Suan Mokkha Phalaram
This is otherwise known as Wat Than Nam Lai (Monastery of Flowing Water), a monastic community located in a beautiful and peaceful natural park where Buddhists go for meditation practice. There are several teaching pavilions which many paintings and poems illustrating moral teachings known in Thai as "Entertainment Houses for the Soul".
Khao Thaphet Wildlife and Nature
Nam Tok Wiphawadi
or Nam Tok Ban Nai
or Chieo Lan Dam
Khlong Yan Wildlife
Mu Koh Angthong
Koh Tae Nai
Koh Tao and
Koh Nang Yuan
& events what's happening on the local scene
This annual fair is held in August. The first rambutan tree was planted in Surat Thani in 1926, and this fair celebrates the delicious fruit, which now grows widely in the area. Highlights include exhibitions of local products and ornamental plants, floats adorned with rambutan and other fruits, and demonstrations of trained monkeys who harvest coconuts.
Chak Phra Festival
This festival is held in October every year. Surat Thani celebrates the official end of the annual 3-month Buddhist Rains retreat (Phansa) with the Chak Phra Festival (literally ‘the procession of hauling the Buddha image'). The tradition stems from the belief that the Buddha ascended to Heaven during Phansa to preach to his mother. The festival marks the Buddha's return to Earth, and is an occasion for religious merit-making and general celebrations. Local people organise dazzling land and waterborne processions of revered Buddha images (to symbolise the Buddha's return to Earth) and boat races on the Tapi River where long boats, each manned by up to 50 oarsmen, are ebulliently raced. Religious devotion, spectacle and merriment combine to make Surat Thani's Chak Phra Festival a memorable annual event.
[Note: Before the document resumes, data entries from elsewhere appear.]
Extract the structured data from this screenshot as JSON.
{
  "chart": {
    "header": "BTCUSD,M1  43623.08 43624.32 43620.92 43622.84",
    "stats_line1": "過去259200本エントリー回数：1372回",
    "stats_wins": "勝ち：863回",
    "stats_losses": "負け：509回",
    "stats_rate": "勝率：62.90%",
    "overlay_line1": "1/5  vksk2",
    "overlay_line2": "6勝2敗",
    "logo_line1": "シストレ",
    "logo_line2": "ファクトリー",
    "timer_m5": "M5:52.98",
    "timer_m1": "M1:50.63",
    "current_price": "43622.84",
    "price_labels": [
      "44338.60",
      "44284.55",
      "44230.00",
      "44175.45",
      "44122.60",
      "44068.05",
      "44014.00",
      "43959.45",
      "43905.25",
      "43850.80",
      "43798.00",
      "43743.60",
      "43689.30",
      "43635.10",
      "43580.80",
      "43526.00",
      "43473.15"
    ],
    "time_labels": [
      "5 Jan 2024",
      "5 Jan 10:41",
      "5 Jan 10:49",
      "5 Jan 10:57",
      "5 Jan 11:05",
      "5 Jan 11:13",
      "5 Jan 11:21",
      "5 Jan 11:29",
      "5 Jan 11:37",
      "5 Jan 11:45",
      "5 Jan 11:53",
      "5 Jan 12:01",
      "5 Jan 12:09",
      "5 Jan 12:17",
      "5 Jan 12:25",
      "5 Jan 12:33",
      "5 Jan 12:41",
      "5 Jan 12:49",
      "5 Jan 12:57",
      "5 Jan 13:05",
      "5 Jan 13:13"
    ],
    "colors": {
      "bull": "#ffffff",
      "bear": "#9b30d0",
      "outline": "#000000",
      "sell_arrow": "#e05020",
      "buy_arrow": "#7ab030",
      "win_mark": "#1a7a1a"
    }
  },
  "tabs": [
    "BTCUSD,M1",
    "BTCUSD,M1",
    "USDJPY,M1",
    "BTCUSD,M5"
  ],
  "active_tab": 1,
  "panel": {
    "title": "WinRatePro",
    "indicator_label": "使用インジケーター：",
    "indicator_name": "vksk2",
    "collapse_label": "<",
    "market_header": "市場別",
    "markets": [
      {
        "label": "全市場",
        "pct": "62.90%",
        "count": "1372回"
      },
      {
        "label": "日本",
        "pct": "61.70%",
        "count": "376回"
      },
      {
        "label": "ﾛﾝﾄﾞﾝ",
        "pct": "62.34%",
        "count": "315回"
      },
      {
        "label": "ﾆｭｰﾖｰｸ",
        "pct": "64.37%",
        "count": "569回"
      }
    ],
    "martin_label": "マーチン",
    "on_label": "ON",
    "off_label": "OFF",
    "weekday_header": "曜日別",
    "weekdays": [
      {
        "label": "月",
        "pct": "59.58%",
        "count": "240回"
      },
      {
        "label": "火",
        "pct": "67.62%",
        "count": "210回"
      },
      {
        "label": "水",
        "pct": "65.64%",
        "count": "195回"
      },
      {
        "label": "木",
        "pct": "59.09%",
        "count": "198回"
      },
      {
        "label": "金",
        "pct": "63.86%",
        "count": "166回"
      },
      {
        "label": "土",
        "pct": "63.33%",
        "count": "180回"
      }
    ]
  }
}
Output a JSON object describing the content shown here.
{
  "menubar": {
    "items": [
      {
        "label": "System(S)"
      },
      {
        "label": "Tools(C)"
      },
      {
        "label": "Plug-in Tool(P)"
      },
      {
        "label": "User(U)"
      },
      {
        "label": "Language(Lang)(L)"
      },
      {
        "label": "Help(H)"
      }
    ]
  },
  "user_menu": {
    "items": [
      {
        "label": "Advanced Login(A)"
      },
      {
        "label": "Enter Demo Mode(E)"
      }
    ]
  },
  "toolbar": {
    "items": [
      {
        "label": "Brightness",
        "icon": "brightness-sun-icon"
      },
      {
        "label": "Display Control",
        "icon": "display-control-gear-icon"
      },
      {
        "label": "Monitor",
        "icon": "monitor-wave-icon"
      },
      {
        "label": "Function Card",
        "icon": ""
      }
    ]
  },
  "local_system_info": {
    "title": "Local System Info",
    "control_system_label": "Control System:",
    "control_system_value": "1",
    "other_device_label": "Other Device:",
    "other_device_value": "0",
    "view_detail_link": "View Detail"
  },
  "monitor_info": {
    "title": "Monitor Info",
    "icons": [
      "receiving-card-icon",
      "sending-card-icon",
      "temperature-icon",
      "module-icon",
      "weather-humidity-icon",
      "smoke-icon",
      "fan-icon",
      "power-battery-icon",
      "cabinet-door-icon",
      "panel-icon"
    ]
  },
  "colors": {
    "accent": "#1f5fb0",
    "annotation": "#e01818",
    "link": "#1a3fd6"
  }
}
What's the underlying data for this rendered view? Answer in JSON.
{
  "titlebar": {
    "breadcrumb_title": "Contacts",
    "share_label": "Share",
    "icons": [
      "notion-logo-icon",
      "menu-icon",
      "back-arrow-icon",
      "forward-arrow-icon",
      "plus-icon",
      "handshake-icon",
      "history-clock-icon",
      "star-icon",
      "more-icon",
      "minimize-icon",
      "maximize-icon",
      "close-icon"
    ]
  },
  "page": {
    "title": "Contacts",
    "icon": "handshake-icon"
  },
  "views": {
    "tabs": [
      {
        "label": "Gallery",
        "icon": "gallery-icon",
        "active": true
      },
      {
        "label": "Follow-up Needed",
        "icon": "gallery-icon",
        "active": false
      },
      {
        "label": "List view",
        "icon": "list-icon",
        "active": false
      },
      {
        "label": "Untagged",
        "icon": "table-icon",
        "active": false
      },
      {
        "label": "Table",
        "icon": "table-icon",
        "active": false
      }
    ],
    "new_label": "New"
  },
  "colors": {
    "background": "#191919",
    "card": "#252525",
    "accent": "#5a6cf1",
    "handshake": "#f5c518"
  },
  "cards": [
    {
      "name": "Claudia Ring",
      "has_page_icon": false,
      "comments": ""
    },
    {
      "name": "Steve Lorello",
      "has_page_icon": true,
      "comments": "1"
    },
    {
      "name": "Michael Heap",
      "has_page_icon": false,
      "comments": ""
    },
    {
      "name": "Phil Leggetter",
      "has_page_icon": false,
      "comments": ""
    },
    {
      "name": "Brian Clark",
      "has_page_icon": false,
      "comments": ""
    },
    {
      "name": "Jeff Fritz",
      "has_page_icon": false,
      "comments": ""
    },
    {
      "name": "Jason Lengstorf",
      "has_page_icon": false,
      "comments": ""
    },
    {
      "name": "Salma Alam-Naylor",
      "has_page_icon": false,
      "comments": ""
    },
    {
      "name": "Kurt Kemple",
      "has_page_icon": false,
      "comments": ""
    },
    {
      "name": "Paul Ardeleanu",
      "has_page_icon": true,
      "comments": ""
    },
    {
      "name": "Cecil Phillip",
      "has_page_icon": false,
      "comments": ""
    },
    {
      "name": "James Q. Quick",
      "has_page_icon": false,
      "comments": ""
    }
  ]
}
|Local flavor from food to handicrafts
Located on the southern coast of Thailand, Surat Thani's soil and climate is ideal for agriculture. Farming and fishing are two major occupations of the province where fruit trees, rubber plants, coconuts, rice as well as several other field crops are grown. These occupations attract enormous amounts of income to Surat Thaini. Rambutan or Ngo in Thai, especially the so-called Ngo Rong Rian, is the most important and an economic crop of Surat Thani. Thanks to its prominent characteristics; namely, the large size, the beautiful shape and color, and the sweets, crunchy and easily-stoned flesh, the Ngo Rong Rian can sell at a higher price than other kinds of rambutan. Grown within a total area of approximately 60,000 rai, Ngo Rong Rian is a major earner of the provincial income worth not less than Bt 1,000 million each year. In order to reiterate the importance of the rambutan, the Surat Thani Provincial Administration has, therefore, organised the "Surat Thani Rambutan Fair" annually crop contests which begin in 1979. The fair has continued to be held as an annual event of the province. Previously, the event has been held the province's annual crop contests which first took place in 1969 having realised that Ngo Rong Rian has attracted enormous income as well as a reputation for Surat Thani, the organising committee of the contests, in 1979, changed the event into the "Surat Thani Rambutan Fair" in order to make Ngo Rong Rian more widely known to the public.
The origin of "Ngo Rong Rian"
Rong Rian, a Thai word for school , is the name of the most renowned rambutan of Surat Thani Province. Back in 1926, Mr. K. Wong, a Malaysian-Chinese, moved from Penang in Malaysia to operate a tin mine at Ban Muang Kae, Tambon Na San, Amphoe Ban Na San. He brought with him some rambutan seeds, which were first grown in Tambon Na San not too far to the north of his house